The fresh produce sector has blamed fruit & veg shortages in the mults this week on “fundamental errors” by the government.
Despite the UK implementing a light-touch border approach since the end of the Brexit transition, importers claimed the government had failed to update certain IT systems to reflect this.
As a result, produce imports have had to be manually cleared through customs controls upon request, causing a “huge amount of delays” due to processing errors, and a “huge additional workload on those businesses,” according to Nigel Jenney, CEO of the Fresh Produce Consortium.
Although the error had now been resolved, Jenney said the delays led to many customers missing delivery slots, the impact of which was reflected in shortages of some products in supermarkets this week.
“While this is not easy, it is actually the easy bit,” suggested Jenney, who warned further challenges were expected once the UK started requiring imports to be accompanied by health documentation and customs declarations later this year. “The industry has been let down by the government failing to prepare its own IT systems properly. The frustrating thing is it was fully aware of this issue.”
A Defra spokesman said the error was down to “a technical complication” involving CHIEF, the UK’s customs system for EU trade, and was quickly fixed.
The strain on supplies comes as Spain was buffeted by storms that brought heavy snow over the past week. Fepex, Spain’s fresh produce export association, said it had reduced yields of tomatoes, cucumbers and courgettes.
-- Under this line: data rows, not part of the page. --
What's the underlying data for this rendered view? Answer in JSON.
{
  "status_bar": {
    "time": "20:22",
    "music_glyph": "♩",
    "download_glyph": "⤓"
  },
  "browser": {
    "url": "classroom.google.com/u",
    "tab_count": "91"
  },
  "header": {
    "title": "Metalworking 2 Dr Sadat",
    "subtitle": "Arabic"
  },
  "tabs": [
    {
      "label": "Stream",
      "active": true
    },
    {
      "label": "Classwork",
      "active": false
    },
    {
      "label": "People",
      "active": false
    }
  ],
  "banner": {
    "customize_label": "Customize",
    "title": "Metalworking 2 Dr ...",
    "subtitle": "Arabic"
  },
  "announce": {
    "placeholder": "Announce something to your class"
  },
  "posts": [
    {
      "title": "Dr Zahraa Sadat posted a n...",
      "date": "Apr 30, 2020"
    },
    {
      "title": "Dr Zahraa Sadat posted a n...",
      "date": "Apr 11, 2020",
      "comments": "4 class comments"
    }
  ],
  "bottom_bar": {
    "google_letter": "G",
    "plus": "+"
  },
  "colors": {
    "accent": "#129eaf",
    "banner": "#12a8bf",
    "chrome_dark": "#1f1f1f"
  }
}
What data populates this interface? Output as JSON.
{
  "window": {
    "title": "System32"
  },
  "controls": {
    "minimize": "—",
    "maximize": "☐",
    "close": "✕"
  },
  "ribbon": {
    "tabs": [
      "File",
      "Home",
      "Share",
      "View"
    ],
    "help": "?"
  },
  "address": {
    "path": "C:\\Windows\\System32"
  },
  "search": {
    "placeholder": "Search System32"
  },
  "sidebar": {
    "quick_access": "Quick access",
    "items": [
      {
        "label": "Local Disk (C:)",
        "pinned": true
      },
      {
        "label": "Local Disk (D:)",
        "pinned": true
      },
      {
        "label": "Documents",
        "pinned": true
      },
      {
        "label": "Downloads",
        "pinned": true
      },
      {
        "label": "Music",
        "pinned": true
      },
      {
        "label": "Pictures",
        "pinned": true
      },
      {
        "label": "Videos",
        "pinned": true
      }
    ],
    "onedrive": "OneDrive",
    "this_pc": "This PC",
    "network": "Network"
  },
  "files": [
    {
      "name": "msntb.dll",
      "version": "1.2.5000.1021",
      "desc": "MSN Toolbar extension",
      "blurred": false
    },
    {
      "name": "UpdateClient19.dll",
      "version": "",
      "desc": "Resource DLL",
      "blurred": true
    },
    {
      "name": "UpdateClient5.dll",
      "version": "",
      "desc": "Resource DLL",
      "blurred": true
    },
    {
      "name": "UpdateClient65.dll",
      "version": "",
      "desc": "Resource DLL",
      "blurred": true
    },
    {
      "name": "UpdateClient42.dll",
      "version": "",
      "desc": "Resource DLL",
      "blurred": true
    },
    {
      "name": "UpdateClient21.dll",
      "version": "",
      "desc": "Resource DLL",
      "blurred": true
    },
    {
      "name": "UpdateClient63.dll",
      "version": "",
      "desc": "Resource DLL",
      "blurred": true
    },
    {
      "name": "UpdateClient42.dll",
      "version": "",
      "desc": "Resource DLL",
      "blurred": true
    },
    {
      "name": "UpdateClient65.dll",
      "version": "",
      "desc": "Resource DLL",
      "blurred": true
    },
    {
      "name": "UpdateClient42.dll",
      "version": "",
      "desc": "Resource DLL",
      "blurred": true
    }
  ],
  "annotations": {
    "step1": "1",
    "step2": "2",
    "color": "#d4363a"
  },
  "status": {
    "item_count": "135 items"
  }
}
But Vernon Mascarenhas, commercial director at wholesaler Nature’s Choice, downplayed the storm’s impacts. While it presented a “technical hold-up” to supplies, he said, it would “come and go very quickly”. He warned the bigger issue importers faced was Brexit paperwork, which was adding an extra €250 to each load.